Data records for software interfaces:
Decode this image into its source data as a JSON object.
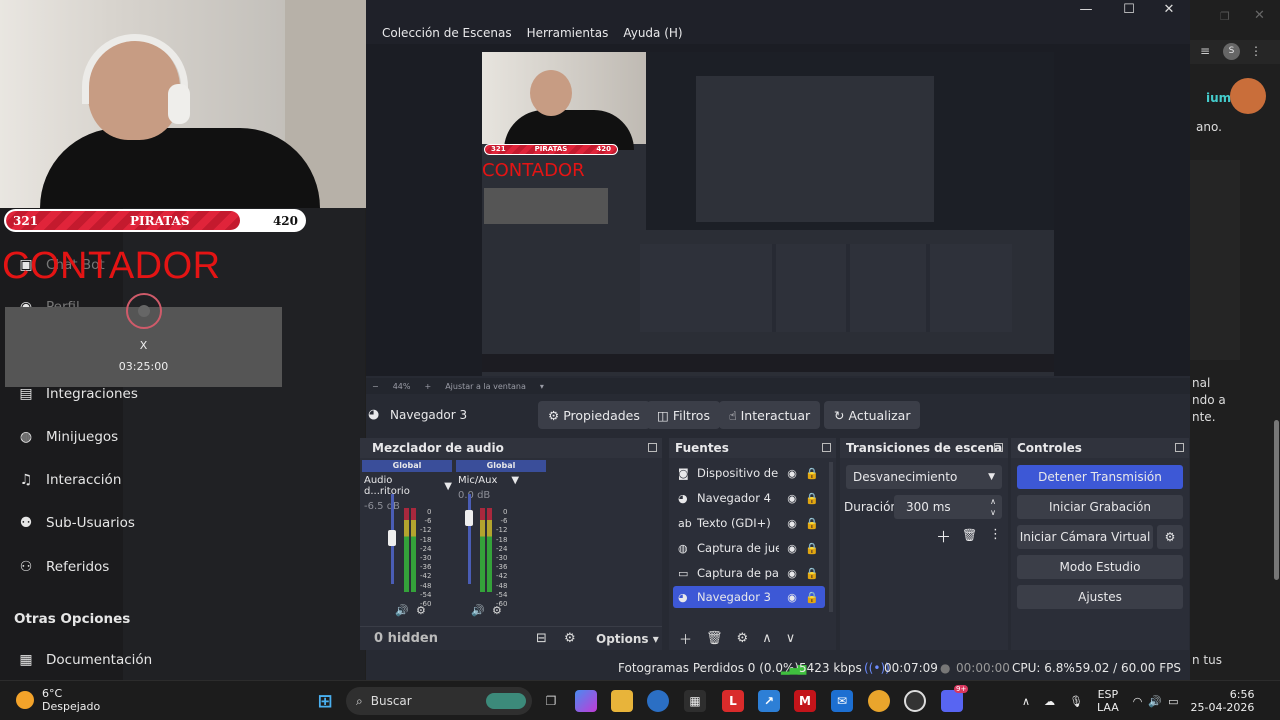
{
  "webpage": {
    "nav_items": [
      {
        "icon": "chat-bot-icon",
        "label": "Chat Bot"
      },
      {
        "icon": "profile-icon",
        "label": "Perfil"
      },
      {
        "icon": "integrations-icon",
        "label": "Integraciones"
      },
      {
        "icon": "gamepad-icon",
        "label": "Minijuegos"
      },
      {
        "icon": "music-note-icon",
        "label": "Interacción"
      },
      {
        "icon": "users-icon",
        "label": "Sub-Usuarios"
      },
      {
        "icon": "referrals-icon",
        "label": "Referidos"
      }
    ],
    "section_other": "Otras Opciones",
    "nav_docs": "Documentación"
  },
  "overlay": {
    "team_left_score": "321",
    "team_name": "PIRATAS",
    "team_right_score": "420",
    "counter_title": "CONTADOR",
    "close_x": "X",
    "timer": "03:25:00"
  },
  "right_page": {
    "fragments": [
      "ium",
      "ano.",
      "nal",
      "ndo a",
      "nte.",
      "n tus"
    ]
  },
  "obs": {
    "menu": [
      "Colección de Escenas",
      "Herramientas",
      "Ayuda (H)"
    ],
    "preview_zoom": "44%",
    "preview_fit": "Ajustar a la ventana",
    "selected_source_name": "Navegador 3",
    "toolbar": {
      "properties": "Propiedades",
      "filters": "Filtros",
      "interact": "Interactuar",
      "refresh": "Actualizar"
    },
    "mixer": {
      "title": "Mezclador de audio",
      "channels": [
        {
          "global": "Global",
          "name": "Audio d...ritorio",
          "db": "-6.5 dB",
          "level": 0.72
        },
        {
          "global": "Global",
          "name": "Mic/Aux",
          "db": "0.0 dB",
          "level": 0.95
        }
      ],
      "scale": [
        "0",
        "-6",
        "-12",
        "-18",
        "-24",
        "-30",
        "-36",
        "-42",
        "-48",
        "-54",
        "-60"
      ],
      "hidden": "0 hidden",
      "options": "Options"
    },
    "sources": {
      "title": "Fuentes",
      "items": [
        {
          "icon": "camera-icon",
          "label": "Dispositivo de captura de video"
        },
        {
          "icon": "globe-icon",
          "label": "Navegador 4"
        },
        {
          "icon": "text-icon",
          "label": "Texto (GDI+)"
        },
        {
          "icon": "gamepad-icon",
          "label": "Captura de juego"
        },
        {
          "icon": "monitor-icon",
          "label": "Captura de pantalla"
        },
        {
          "icon": "globe-icon",
          "label": "Navegador 3"
        }
      ]
    },
    "transitions": {
      "title": "Transiciones de escena",
      "selected": "Desvanecimiento",
      "duration_label": "Duración",
      "duration_value": "300 ms"
    },
    "controls": {
      "title": "Controles",
      "stop_stream": "Detener Transmisión",
      "start_recording": "Iniciar Grabación",
      "start_virtual_cam": "Iniciar Cámara Virtual",
      "studio_mode": "Modo Estudio",
      "settings": "Ajustes"
    },
    "status": {
      "dropped_frames": "Fotogramas Perdidos 0 (0.0%)",
      "bitrate": "5423 kbps",
      "stream_time": "00:07:09",
      "rec_time": "00:00:00",
      "cpu": "CPU: 6.8%",
      "fps": "59.02 / 60.00 FPS"
    }
  },
  "taskbar": {
    "temperature": "6°C",
    "condition": "Despejado",
    "search_placeholder": "Buscar",
    "lang": "ESP",
    "layout": "LAA",
    "time": "6:56",
    "date": "25-04-2026",
    "notif_badge": "9+"
  },
  "colors": {
    "accent": "#3d58d6",
    "obs_bg": "#272a33",
    "counter_red": "#e41414"
  }
}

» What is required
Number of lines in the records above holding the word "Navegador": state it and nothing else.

» Completed exercise
3